The poet Osip Mandelstam and his wife, the writer Nadezhda, were arrested in the early 1930s and sent to one of the USSR’s internal exiles. Then, in 1938, Osip was arrested again and sentenced to five years of hard labor in the Far East. That same year, he died while being transported to a Gulag near Vladivostok.
The playwright Vsevolod Meyerhold, who had previously joined the Bolsheviks, had his theater closed down. In 1939, a year after his wife the actress Zinaida Reich was assassinated, he was arrested, tortured, and executed.
The poet and novelist Boris Pasternak, who had been on the side of the revolution, had his critical poems banned as Stalin consolidated power, which rendered them elicit material. In 1949, his wife Olga was arrested for having some of his old writings in her possession, disappearing without a trace.
The poet Anna Akhmatova was exiled to Tashkent, Uzbekistan. Andrei Zhdanov, the highest cultural official in the country and a “sensitive piano player,” called her work “poetry written by a beautiful lady who swings between the brothel and the church.” Akhmatova was nominated for the Nobel Prize twice, once in 1965 and another time in 1966.
The poet Mikhail Zoshchenko was also exiled, but to Almaty in Kazakhstan. He was condemned by Zhdanov in 1946 and lived the rest of his life in extreme poverty. His pension was not paid until a few months before his death.
Akhamatova and Zoshchenko were deprived of their rations of bread and other basic goods, and when Zoshchenko’s books were removed from libraries, the publication of Akhamatova’s books was also banned.
The writer, journalist, and playwright Isaac Babel was arrested in 1939 on false charges of terrorism and espionage, and he was executed in 1940.
The musician Dmitri Shostakovich was attacked by the press in 1936, and Stalin personally voiced his displeasure with the man’s work. Party circles also accused his art of formalism and claimed that the masses could not comprehend it.
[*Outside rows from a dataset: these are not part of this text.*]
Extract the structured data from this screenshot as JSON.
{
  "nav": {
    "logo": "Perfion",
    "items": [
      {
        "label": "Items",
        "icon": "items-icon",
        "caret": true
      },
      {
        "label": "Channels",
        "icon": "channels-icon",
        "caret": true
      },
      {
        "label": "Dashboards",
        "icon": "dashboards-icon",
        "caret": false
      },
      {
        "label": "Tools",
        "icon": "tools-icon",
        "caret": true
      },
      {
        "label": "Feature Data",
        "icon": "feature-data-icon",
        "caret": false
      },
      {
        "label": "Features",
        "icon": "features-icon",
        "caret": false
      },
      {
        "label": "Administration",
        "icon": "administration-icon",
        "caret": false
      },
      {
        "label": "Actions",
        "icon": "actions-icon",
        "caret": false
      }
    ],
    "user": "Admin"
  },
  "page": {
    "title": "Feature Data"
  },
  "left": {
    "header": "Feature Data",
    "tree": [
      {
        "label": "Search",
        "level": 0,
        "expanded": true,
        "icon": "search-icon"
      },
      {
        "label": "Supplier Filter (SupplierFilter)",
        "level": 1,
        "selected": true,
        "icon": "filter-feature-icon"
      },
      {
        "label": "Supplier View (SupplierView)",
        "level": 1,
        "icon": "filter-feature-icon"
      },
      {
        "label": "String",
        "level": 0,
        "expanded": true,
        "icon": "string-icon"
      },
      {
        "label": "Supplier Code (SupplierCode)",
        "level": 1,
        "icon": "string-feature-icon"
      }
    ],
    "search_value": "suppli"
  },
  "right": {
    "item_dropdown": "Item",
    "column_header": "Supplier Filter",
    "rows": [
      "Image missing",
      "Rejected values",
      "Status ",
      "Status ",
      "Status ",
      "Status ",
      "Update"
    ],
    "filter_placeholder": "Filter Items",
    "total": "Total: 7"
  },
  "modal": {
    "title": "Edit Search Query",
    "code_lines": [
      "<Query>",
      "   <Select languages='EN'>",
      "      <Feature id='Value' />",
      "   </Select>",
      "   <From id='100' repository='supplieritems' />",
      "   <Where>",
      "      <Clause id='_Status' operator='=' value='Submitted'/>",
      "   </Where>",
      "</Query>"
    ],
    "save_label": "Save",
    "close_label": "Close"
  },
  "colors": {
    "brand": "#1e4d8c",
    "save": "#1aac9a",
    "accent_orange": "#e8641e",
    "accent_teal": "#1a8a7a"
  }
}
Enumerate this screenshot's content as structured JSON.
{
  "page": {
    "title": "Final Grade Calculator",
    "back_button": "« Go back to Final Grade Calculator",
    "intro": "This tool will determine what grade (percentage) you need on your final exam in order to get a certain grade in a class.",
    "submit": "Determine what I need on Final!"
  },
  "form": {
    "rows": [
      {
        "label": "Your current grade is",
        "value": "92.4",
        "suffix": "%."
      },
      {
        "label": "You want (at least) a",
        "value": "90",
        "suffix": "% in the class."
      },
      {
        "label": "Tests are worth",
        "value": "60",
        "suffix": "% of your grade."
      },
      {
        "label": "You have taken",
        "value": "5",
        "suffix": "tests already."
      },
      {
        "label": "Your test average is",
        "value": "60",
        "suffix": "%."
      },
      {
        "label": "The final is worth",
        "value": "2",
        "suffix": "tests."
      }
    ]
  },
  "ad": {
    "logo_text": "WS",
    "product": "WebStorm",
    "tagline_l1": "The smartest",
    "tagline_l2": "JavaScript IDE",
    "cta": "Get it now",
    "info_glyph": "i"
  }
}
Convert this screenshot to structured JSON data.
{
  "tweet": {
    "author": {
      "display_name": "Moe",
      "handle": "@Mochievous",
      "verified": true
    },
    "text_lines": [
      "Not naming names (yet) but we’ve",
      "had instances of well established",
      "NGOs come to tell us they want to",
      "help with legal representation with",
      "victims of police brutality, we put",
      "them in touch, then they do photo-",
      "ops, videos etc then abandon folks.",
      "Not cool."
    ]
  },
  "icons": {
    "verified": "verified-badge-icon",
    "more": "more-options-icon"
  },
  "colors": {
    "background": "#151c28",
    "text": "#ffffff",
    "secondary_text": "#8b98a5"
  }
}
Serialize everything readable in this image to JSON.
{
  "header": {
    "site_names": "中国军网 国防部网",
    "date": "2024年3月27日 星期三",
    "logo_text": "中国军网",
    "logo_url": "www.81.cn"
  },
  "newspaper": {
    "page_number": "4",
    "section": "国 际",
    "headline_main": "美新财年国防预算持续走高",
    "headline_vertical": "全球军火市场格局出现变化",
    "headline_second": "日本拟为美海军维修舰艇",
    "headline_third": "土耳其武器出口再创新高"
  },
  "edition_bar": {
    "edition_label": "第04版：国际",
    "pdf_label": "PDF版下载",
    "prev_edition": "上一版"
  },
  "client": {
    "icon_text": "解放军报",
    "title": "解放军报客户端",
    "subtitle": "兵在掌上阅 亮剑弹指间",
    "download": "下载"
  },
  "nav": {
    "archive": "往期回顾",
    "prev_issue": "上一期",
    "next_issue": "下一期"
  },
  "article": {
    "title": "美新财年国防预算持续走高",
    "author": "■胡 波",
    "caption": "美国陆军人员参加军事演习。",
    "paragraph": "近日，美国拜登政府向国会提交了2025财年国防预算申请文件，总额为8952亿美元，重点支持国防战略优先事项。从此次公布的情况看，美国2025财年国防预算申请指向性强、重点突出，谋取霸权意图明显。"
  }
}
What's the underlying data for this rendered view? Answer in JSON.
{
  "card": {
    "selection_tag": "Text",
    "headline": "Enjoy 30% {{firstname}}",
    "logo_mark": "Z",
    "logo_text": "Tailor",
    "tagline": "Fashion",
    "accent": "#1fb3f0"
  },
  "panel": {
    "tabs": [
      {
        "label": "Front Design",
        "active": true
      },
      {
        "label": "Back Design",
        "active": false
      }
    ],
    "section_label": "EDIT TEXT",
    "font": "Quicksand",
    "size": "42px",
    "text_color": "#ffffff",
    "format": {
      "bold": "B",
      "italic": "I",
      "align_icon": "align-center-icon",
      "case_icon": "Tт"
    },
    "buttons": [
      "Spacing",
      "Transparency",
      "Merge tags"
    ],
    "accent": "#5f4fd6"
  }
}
Shostakovich placed his music at the service of the state during World War II. After the war, however, his ‘formalism’ was denounced once again; this charge was also directed at many other artists whose music was considered cosmopolitan and influenced by the “bourgeois West.” Among these were Sergei Prokofiev and Aram Khachaturian, who were made to apologize publicly and had many of their works banned.
Stalin, who was also a theorist of history and language, crowned his crimes on August 12, 1952, with what became known as the “Night of the Murdered Poets:” 13 Jewish poets and writers were executed in the Lubyanka prison on charges of treason and espionage. Most of them were Communists and members of the ‘Jewish Anti-Fascist Committee,’ a lobby that had been established to garner the support of Jews around the world during Moscow’s war with Nazi Germany.
Intellectuals later benefited from the relative laxity seen under Khruchev. However, Stalinism was too robust to just disappear. Shostakovich was forced to join the Communist Party and put himself in the humiliating position of defending the policies of the regime.
Boris Pasternak’s famous novel “Doctor Zhivago” was smuggled out of the country and published in Italy in 1957. A year later, he was awarded the Nobel Prize for Literature but was made to choose between rejecting it and leaving the country for good. He chose to stay and not accept the award.
The poet Joseph Brodsky was expelled from the Soviet Union in 1972. He lived and taught in the United States and was awarded a Nobel Prize in 1987.
And so it goes, with the names of those who suffered after the intellectuals took power in 1917 continuing to pile up. Today, it is difficult to understand Vladimir Putin and “Wagner” without remembering the cumulative cultural cleansing that was seen in Russia during this period.